Devine is the antithesis of Persson. Devine is so direct, so precise, and so relentlessly much so that most readers will immediately dismiss his pages as folly. Devine is not folly. I dare any reader to sit alone in a room and read Devine's pages aloud. If one simply "looks" at his pages it is easy to miss what he has actually accomplished. There is such a complicated simplicity to Devine's pages that I can only compare them to the beautiful stuttering lucidity of a glossolaliac. They are truly incantations. Allow yourself to listen. Devine, like Persson, is that rarest of writers -- he cares too much about the writing to be concerned with what anyone cares.

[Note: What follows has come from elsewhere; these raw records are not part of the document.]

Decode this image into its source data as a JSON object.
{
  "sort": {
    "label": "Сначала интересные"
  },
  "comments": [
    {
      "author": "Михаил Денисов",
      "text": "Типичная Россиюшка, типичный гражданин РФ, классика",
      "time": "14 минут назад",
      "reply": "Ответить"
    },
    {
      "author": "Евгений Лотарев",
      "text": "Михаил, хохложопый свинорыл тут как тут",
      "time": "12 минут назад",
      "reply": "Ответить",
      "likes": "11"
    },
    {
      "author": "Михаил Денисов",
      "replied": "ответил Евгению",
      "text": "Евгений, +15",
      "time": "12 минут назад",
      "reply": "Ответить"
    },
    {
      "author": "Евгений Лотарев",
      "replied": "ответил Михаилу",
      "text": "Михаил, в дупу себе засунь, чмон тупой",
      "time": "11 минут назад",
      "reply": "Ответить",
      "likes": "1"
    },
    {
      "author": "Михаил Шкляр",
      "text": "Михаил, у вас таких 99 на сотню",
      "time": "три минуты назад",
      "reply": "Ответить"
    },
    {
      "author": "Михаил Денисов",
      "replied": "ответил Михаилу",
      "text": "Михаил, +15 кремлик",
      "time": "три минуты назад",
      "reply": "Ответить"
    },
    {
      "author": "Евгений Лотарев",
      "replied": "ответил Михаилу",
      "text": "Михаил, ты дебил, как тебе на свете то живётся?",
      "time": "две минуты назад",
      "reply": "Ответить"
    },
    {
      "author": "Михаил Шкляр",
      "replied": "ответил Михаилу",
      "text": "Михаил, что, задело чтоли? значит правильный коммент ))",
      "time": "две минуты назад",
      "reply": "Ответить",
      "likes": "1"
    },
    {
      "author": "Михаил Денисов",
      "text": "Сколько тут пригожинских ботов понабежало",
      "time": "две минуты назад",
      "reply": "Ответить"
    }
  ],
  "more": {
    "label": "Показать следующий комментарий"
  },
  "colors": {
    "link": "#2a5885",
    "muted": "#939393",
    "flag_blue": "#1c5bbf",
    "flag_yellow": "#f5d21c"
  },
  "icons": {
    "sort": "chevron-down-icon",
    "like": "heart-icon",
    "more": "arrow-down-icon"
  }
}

Kimball: I like your descriptors -- defiant, subtle, beautiful, relentless, complicated simplicity, stuttering lucidity. I don't think that anybody but Persson could have imagined Persson or anybody but Devine could have imagined Devine. But, tell me, if it's possible, what kinds of writing are you looking for? What should writers be sending to you?

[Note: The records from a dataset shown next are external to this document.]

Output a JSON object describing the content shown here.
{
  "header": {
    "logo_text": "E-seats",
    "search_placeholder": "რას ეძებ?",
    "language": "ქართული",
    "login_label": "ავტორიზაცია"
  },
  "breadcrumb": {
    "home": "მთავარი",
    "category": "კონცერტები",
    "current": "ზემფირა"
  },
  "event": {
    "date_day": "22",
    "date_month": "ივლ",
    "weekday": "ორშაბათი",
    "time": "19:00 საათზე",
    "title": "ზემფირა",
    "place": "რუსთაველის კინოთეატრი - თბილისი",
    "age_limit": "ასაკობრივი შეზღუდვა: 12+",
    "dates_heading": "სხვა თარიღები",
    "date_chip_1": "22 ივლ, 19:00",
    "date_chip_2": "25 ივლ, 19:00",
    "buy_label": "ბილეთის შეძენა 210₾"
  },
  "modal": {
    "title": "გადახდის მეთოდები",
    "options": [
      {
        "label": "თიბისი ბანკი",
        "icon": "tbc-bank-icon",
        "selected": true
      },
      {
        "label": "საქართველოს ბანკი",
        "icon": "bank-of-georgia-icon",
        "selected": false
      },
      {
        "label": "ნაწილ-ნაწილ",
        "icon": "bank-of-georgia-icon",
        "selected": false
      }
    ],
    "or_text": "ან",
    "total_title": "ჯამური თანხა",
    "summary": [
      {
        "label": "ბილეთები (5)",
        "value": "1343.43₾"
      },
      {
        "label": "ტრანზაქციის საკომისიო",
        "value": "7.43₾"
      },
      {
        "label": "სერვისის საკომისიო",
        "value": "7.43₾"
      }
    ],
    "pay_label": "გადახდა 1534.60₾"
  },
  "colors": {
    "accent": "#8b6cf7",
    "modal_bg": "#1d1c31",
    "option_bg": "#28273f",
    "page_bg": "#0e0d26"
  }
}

McLendon: You answer most of that question within the question itself. I am looking for writing by writers who are the only ones in the world who could imagine who they are. Writers who know what is at stake in the wager of what they say. Everything is at stake in the best pages I receive. An urgency is made clear as early as the first sentence. Acoustics and cadence and syntax and diction are everything to me -- but they are ultimately nothing unless they present this urgency. The person with the lowest hand can win all, but he or she must place all they own at the middle of the table. This is what I see in the best writing I receive. Those who are willing to wager everything for the sake of difference. The serious urgency of such a writer can be felt when reading his or her pages, which often makes the process of accepting or rejecting submissions largely intuitive. Years of reading and writing and editing contribute greatly to this process, but honestly, the final decision usually comes from my gut.